|In addition to being a hoaxer, Gabriel was very creative. So creative, in fact, that he made his living writing pornography.|
|And so, he decided to combine his talents with his interests, and began concocting stories about Masonry, and selling them to papers within the Catholic world. Either because of the dangerous nature of his idea, or as some additional added effect, he adopted an alias – Leo Taxil.|
|Eventually, The Pope, Leo XIII heard of his tales, and appointed Taxil to investigate further. Taxil complied, and the result was the most comprehensive Church statement ever issued about Freemasonry. HUMANUM GENUS (the Human Race).|
|The "New Catholic Encyclopedia" contains the following about Taxil:|
|"Taxil purported to reveal the existence of "Palladium," the most secret Masonic order, which practiced devil worship. He recounted the story of its high priestess Diana Vaughan; and ended by publishing the "Mémoires d'une ex-Palladiste" after her conversion to Catholicism. When doubts began to spread, Taxil realized the time had come to end the deceit. In a conference in Paris (April 19, 1897), he cynically admitted his hoax, whose aim, he said, was to hold up Catholicism to derision."|
|After Taxil's public confession, DeLaRive expressed his disgust and recanted his writings on Diana Vaughan in the April 1897 issue of "Freemasonry Unmasked," a magazine devoted to the destruction of the Craft. As much as he disliked Freemasonry, DeLaRive had the integrity to admit Taxil's hoax.|
|Today entrepreneurs still try to sell the story of the fictitious Diana Vaughan to the gullible.|

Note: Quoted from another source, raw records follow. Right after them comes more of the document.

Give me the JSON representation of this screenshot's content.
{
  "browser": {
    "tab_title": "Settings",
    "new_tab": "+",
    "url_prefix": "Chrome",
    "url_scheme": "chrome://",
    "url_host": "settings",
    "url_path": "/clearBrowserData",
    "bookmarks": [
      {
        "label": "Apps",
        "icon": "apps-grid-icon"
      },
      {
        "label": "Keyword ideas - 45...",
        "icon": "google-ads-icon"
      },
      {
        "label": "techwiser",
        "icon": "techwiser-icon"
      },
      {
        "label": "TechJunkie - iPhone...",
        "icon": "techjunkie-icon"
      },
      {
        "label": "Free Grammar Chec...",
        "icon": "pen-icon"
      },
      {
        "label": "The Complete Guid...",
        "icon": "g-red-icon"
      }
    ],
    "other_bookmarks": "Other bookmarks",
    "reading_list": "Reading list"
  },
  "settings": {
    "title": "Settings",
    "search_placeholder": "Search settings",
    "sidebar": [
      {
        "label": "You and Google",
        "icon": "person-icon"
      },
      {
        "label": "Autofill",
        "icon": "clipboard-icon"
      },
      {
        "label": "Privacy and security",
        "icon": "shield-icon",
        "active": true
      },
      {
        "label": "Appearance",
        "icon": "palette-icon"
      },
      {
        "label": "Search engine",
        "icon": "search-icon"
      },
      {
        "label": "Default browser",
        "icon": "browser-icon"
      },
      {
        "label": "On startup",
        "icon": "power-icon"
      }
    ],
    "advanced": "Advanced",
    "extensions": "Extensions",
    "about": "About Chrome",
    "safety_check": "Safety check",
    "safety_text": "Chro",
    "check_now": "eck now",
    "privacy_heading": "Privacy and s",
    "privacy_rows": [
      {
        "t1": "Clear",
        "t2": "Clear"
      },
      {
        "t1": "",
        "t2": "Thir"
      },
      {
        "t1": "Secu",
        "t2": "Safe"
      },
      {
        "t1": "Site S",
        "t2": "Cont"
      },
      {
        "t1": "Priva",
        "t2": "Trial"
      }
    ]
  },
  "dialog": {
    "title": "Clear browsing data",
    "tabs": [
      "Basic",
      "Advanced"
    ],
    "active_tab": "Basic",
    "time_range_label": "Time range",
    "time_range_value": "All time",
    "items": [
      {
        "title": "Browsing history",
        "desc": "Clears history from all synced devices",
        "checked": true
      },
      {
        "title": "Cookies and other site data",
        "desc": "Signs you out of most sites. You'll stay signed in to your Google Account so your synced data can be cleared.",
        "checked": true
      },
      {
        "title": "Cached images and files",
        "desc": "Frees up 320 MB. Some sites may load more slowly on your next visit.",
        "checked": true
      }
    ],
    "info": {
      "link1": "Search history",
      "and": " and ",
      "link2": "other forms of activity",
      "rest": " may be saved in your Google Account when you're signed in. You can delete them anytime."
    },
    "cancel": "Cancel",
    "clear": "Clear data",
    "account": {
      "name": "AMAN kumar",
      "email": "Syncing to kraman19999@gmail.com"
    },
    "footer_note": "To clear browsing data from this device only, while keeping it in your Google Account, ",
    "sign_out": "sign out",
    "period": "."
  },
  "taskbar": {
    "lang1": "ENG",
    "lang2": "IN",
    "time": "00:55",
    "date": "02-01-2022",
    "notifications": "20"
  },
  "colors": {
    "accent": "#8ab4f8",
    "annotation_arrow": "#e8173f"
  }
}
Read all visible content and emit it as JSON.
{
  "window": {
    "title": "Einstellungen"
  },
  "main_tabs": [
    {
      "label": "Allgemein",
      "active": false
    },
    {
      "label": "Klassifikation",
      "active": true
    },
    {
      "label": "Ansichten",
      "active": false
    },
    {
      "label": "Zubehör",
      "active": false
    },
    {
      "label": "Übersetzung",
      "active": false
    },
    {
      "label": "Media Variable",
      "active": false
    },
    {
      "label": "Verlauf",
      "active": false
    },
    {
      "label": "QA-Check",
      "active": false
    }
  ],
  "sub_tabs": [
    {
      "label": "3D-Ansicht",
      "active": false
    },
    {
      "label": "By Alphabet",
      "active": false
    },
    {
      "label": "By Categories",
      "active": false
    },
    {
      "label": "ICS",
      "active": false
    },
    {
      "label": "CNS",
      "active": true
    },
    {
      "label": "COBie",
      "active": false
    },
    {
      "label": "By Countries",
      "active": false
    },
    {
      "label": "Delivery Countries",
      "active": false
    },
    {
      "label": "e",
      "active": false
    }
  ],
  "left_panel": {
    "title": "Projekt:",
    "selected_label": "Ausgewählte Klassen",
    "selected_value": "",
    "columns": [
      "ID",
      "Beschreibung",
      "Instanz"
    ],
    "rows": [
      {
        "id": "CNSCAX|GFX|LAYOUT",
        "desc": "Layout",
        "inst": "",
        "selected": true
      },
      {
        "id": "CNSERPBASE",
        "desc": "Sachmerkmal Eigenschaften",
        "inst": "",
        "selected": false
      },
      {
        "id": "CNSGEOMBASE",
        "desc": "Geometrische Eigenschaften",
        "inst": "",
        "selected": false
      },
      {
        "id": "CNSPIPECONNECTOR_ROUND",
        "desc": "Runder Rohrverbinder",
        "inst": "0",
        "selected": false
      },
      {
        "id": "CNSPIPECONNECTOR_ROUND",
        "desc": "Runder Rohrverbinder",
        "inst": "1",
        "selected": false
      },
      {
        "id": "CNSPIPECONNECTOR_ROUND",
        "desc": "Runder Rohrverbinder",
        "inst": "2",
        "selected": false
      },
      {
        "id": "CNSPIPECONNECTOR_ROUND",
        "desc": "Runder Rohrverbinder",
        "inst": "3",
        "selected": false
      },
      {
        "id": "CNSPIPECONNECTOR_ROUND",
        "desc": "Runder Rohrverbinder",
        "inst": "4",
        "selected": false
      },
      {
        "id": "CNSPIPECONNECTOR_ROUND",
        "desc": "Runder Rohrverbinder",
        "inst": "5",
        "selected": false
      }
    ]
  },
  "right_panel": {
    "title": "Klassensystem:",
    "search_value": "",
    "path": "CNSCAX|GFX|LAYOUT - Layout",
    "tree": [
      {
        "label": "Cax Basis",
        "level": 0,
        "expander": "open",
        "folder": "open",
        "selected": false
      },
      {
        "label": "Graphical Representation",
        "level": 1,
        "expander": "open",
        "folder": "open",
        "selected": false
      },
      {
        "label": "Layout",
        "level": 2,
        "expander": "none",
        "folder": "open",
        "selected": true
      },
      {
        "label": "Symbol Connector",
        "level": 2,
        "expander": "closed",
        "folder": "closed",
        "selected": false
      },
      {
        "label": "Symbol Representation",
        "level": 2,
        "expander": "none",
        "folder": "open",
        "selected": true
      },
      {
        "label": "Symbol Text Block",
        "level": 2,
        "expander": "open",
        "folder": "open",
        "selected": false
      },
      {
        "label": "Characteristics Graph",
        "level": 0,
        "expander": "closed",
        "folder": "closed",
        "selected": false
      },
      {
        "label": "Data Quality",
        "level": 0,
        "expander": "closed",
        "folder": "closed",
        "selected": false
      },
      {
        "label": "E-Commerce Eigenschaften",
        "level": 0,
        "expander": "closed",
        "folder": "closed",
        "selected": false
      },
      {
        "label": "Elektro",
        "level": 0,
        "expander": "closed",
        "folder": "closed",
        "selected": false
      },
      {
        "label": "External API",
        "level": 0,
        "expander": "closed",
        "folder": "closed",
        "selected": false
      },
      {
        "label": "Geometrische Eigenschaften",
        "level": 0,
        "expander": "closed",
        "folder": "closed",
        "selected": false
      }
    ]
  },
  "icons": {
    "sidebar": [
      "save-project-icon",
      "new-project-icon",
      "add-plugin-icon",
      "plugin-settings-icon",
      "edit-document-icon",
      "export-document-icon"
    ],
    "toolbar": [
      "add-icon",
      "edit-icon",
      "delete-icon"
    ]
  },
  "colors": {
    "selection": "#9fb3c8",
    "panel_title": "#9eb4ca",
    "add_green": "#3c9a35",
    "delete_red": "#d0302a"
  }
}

|The net result of Taxil’s hoax was excommunication of Catholic Masons. This lasted until Vatican II, when the condemnation was adjusted.|
|In a letter from the Archdiocese of Los Angeles to the Masonic Service Bureau, on official Church stationary, from the office of the Archdiocesan Tribunal, Archdiocese of Los Angeles, dated 15 September, 2000:|
These principles are set forth in canons 1374 and 1364 of the 1983 Code, which forbid a Catholic from joining "an association which plots against the Church" and impose penalties for heresy under certain conditions. If "a particular Masonic lodge truly promoted heretical teaching or conspired against the interests of the Church" (Ronny E. Jenkins, "The Evolution of the Church's Prohibition Against Catholic Membership in Freemasonry," The Jurist, 56 (1996), pg 735,) then a Catholic would be bound to avoid membership.
The bottom line is this. A man’s religious beliefs are none of our business. If someone inquires about Catholics, or members of any religious organization, becoming Masons, they should be informed that the fraternity has no religious restrictions, but for the position of his Church, he should be advised to discuss the matter with his Minister, Priest or other ecclesiastical authority.